Cross Check
20th Mar 2003, 18:29
She's right mate, no dramas. The pax are none the wiser and they'll only remember you for your silky landings anyway ;)

I forgot to agree with you on the fuel imbalance problem too - ta. All fair and vaild reasons to have the CTR's off when departing with 10.5t or less of go-juice onboard.

I've only flown a sim with AUX's and luckily it's not too hard to manage. The autopilot manages nicely to trim in the event of a "oh I forgot to turn the AUX's on" and although we didn't burn much more than half the CTR tank you could see the trim was a couple of extra units nose down. The nightmare is for the ground crews I gather - refuelling with AUX's is a right prick of a procedure :* From memory I think the CTR tank has to be full before you can pump into the AUX, but if you do something crook with the de-fuelling/crossfeed (?) valves (and have fuel in the wings) you can put the aircraft in T/O attitude at the gate :hmm: Dunno if the instructor was kidding or for real, but it did keep the session interesting.

3rd Feb 2005, 08:56
@Cross Check...but I’ve never found out what kind of transfer flow rate it achieves … it just “sucks”...A flow rate of 150kg in 20 minutes I have in mind.


Flight Detent
4th Feb 2005, 02:30
I seem to remember that there is an NG fuel feed procedure that reads something like:
"If the center tank fuel quantity is less than 5,000 KG at engine start, leave the CTR TANK fuel pumps OFF until established in cruise flight"

Something close to that.

Which avoids the problem of LOW PRESS indications at rotation and early climb!

Cheers, FD

4th Feb 2005, 16:30
Each company should have their own SOP about CTR Tank pumps for takeoff. Ours is if it has 800kg's or less, they will be off to avoid possibility of master caution on T/O, rotation. They are put on during climb or if its really low and one or both pumps won't 'take' the fuel due to body angle then the'll be up on at level off. Don't know about the 5,000kg's or less for the NG, but that's alot! At 1000kg or more, leaving centre pumps on is fine for T/O and climb to CRZ. Imbalance and therefore crossfeed after all this is just a way of life.

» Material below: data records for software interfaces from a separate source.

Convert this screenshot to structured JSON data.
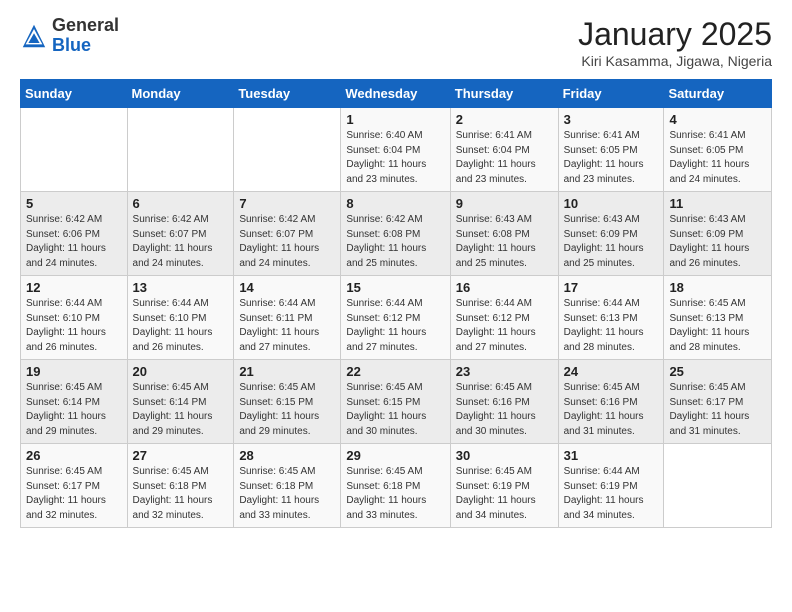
{
  "header": {
    "logo": {
      "general": "General",
      "blue": "Blue"
    },
    "title": "January 2025",
    "location": "Kiri Kasamma, Jigawa, Nigeria"
  },
  "calendar": {
    "days_of_week": [
      "Sunday",
      "Monday",
      "Tuesday",
      "Wednesday",
      "Thursday",
      "Friday",
      "Saturday"
    ],
    "weeks": [
      [
        {
          "day": "",
          "info": ""
        },
        {
          "day": "",
          "info": ""
        },
        {
          "day": "",
          "info": ""
        },
        {
          "day": "1",
          "info": "Sunrise: 6:40 AM\nSunset: 6:04 PM\nDaylight: 11 hours and 23 minutes."
        },
        {
          "day": "2",
          "info": "Sunrise: 6:41 AM\nSunset: 6:04 PM\nDaylight: 11 hours and 23 minutes."
        },
        {
          "day": "3",
          "info": "Sunrise: 6:41 AM\nSunset: 6:05 PM\nDaylight: 11 hours and 23 minutes."
        },
        {
          "day": "4",
          "info": "Sunrise: 6:41 AM\nSunset: 6:05 PM\nDaylight: 11 hours and 24 minutes."
        }
      ],
      [
        {
          "day": "5",
          "info": "Sunrise: 6:42 AM\nSunset: 6:06 PM\nDaylight: 11 hours and 24 minutes."
        },
        {
          "day": "6",
          "info": "Sunrise: 6:42 AM\nSunset: 6:07 PM\nDaylight: 11 hours and 24 minutes."
        },
        {
          "day": "7",
          "info": "Sunrise: 6:42 AM\nSunset: 6:07 PM\nDaylight: 11 hours and 24 minutes."
        },
        {
          "day": "8",
          "info": "Sunrise: 6:42 AM\nSunset: 6:08 PM\nDaylight: 11 hours and 25 minutes."
        },
        {
          "day": "9",
          "info": "Sunrise: 6:43 AM\nSunset: 6:08 PM\nDaylight: 11 hours and 25 minutes."
        },
        {
          "day": "10",
          "info": "Sunrise: 6:43 AM\nSunset: 6:09 PM\nDaylight: 11 hours and 25 minutes."
        },
        {
          "day": "11",
          "info": "Sunrise: 6:43 AM\nSunset: 6:09 PM\nDaylight: 11 hours and 26 minutes."
        }
      ],
      [
        {
          "day": "12",
          "info": "Sunrise: 6:44 AM\nSunset: 6:10 PM\nDaylight: 11 hours and 26 minutes."
        },
        {
          "day": "13",
          "info": "Sunrise: 6:44 AM\nSunset: 6:10 PM\nDaylight: 11 hours and 26 minutes."
        },
        {
          "day": "14",
          "info": "Sunrise: 6:44 AM\nSunset: 6:11 PM\nDaylight: 11 hours and 27 minutes."
        },
        {
          "day": "15",
          "info": "Sunrise: 6:44 AM\nSunset: 6:12 PM\nDaylight: 11 hours and 27 minutes."
        },
        {
          "day": "16",
          "info": "Sunrise: 6:44 AM\nSunset: 6:12 PM\nDaylight: 11 hours and 27 minutes."
        },
        {
          "day": "17",
          "info": "Sunrise: 6:44 AM\nSunset: 6:13 PM\nDaylight: 11 hours and 28 minutes."
        },
        {
          "day": "18",
          "info": "Sunrise: 6:45 AM\nSunset: 6:13 PM\nDaylight: 11 hours and 28 minutes."
        }
      ],
      [
        {
          "day": "19",
          "info": "Sunrise: 6:45 AM\nSunset: 6:14 PM\nDaylight: 11 hours and 29 minutes."
        },
        {
          "day": "20",
          "info": "Sunrise: 6:45 AM\nSunset: 6:14 PM\nDaylight: 11 hours and 29 minutes."
        },
        {
          "day": "21",
          "info": "Sunrise: 6:45 AM\nSunset: 6:15 PM\nDaylight: 11 hours and 29 minutes."
        },
        {
          "day": "22",
          "info": "Sunrise: 6:45 AM\nSunset: 6:15 PM\nDaylight: 11 hours and 30 minutes."
        },
        {
          "day": "23",
          "info": "Sunrise: 6:45 AM\nSunset: 6:16 PM\nDaylight: 11 hours and 30 minutes."
        },
        {
          "day": "24",
          "info": "Sunrise: 6:45 AM\nSunset: 6:16 PM\nDaylight: 11 hours and 31 minutes."
        },
        {
          "day": "25",
          "info": "Sunrise: 6:45 AM\nSunset: 6:17 PM\nDaylight: 11 hours and 31 minutes."
        }
      ],
      [
        {
          "day": "26",
          "info": "Sunrise: 6:45 AM\nSunset: 6:17 PM\nDaylight: 11 hours and 32 minutes."
        },
        {
          "day": "27",
          "info": "Sunrise: 6:45 AM\nSunset: 6:18 PM\nDaylight: 11 hours and 32 minutes."
        },
        {
          "day": "28",
          "info": "Sunrise: 6:45 AM\nSunset: 6:18 PM\nDaylight: 11 hours and 33 minutes."
        },
        {
          "day": "29",
          "info": "Sunrise: 6:45 AM\nSunset: 6:18 PM\nDaylight: 11 hours and 33 minutes."
        },
        {
          "day": "30",
          "info": "Sunrise: 6:45 AM\nSunset: 6:19 PM\nDaylight: 11 hours and 34 minutes."
        },
        {
          "day": "31",
          "info": "Sunrise: 6:44 AM\nSunset: 6:19 PM\nDaylight: 11 hours and 34 minutes."
        },
        {
          "day": "",
          "info": ""
        }
      ]
    ]
  }
}
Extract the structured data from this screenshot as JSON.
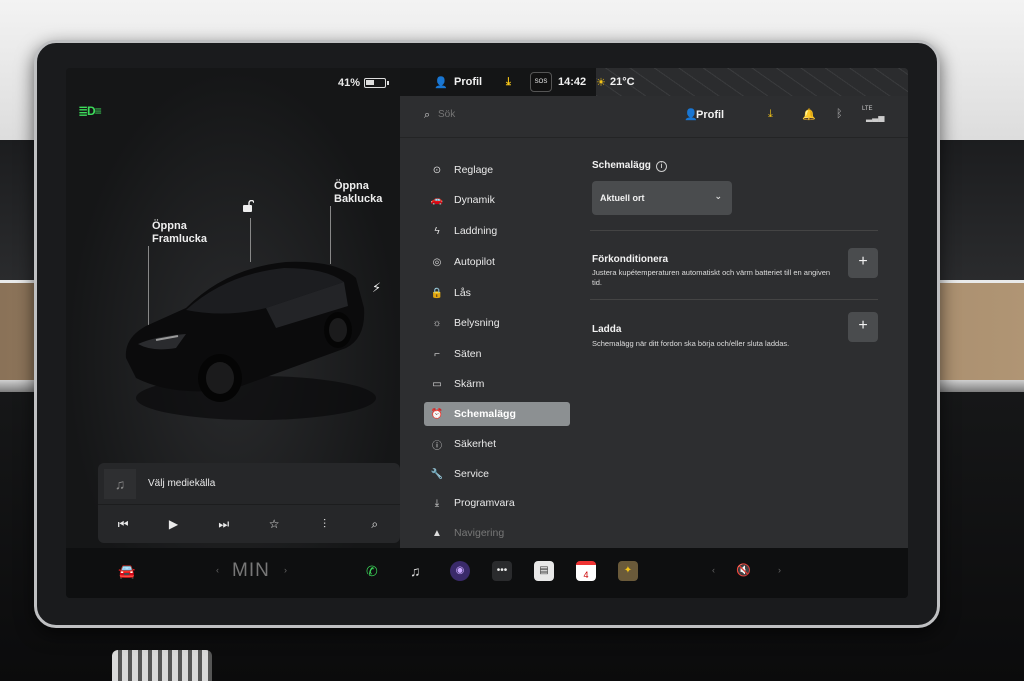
{
  "status": {
    "battery_pct": "41%",
    "profile": "Profil",
    "sos": "SOS",
    "time": "14:42",
    "temperature": "21°C"
  },
  "car": {
    "front_trunk_label_1": "Öppna",
    "front_trunk_label_2": "Framlucka",
    "rear_trunk_label_1": "Öppna",
    "rear_trunk_label_2": "Baklucka"
  },
  "media": {
    "source_label": "Välj mediekälla",
    "controls": [
      "previous-icon",
      "play-icon",
      "next-icon",
      "favorite-icon",
      "equalizer-icon",
      "search-icon"
    ]
  },
  "header": {
    "search_placeholder": "Sök",
    "profile": "Profil",
    "lte": "LTE"
  },
  "nav": {
    "items": [
      {
        "label": "Reglage",
        "icon": "toggle-icon"
      },
      {
        "label": "Dynamik",
        "icon": "car-icon"
      },
      {
        "label": "Laddning",
        "icon": "bolt-icon"
      },
      {
        "label": "Autopilot",
        "icon": "steering-wheel-icon"
      },
      {
        "label": "Lås",
        "icon": "lock-icon"
      },
      {
        "label": "Belysning",
        "icon": "sun-icon"
      },
      {
        "label": "Säten",
        "icon": "seat-icon"
      },
      {
        "label": "Skärm",
        "icon": "display-icon"
      },
      {
        "label": "Schemalägg",
        "icon": "alarm-icon",
        "active": true
      },
      {
        "label": "Säkerhet",
        "icon": "alert-icon"
      },
      {
        "label": "Service",
        "icon": "wrench-icon"
      },
      {
        "label": "Programvara",
        "icon": "download-icon"
      },
      {
        "label": "Navigering",
        "icon": "navigation-icon"
      }
    ]
  },
  "content": {
    "title": "Schemalägg",
    "dropdown_value": "Aktuell ort",
    "precondition_title": "Förkonditionera",
    "precondition_desc": "Justera kupétemperaturen automatiskt och värm batteriet till en angiven tid.",
    "charge_title": "Ladda",
    "charge_desc": "Schemalägg när ditt fordon ska börja och/eller sluta laddas.",
    "plus": "+"
  },
  "taskbar": {
    "climate_label": "MIN",
    "calendar_day": "4"
  },
  "colors": {
    "accent_green": "#3ddc5b",
    "download_yellow": "#f5c518",
    "active_nav": "#8c9092"
  }
}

5th Feb 2005, 06:05
Third, when the bus transfer relay is positioned 'off' why do the transfer buses lose power? I thought that this just meant that power cannot be transfered from one transfer bus to the other should a generator fail?

This statement is most likely true only when you are supplying the aircraft with Ext or APU power (The bus ties need to be closed to get power from Ext or APU to the Xfr Buses).

Regarding the scavenge question...

The NG scavenge pumps are "hydromechanical" and are not electrically operated and do not have timers.
On the NG, there is a float valve in the Left tank which won't allow fuel to be scavenged from the centre tank unless the fuel level in the Left tank is below 4,487lbs (1990Kg).
Scavenge flow rate is between 220 to 450lbs/hr (100~200Kg/hr)
In your scenario, the scavenging won't begin until the float valve is opened. The scavenge pump should continue to operate until the left tank fwd boost pump runs dry (Obviously the scavenge rate will be insufficient to empty the Centre Tank first).

I stand to be corrected ;)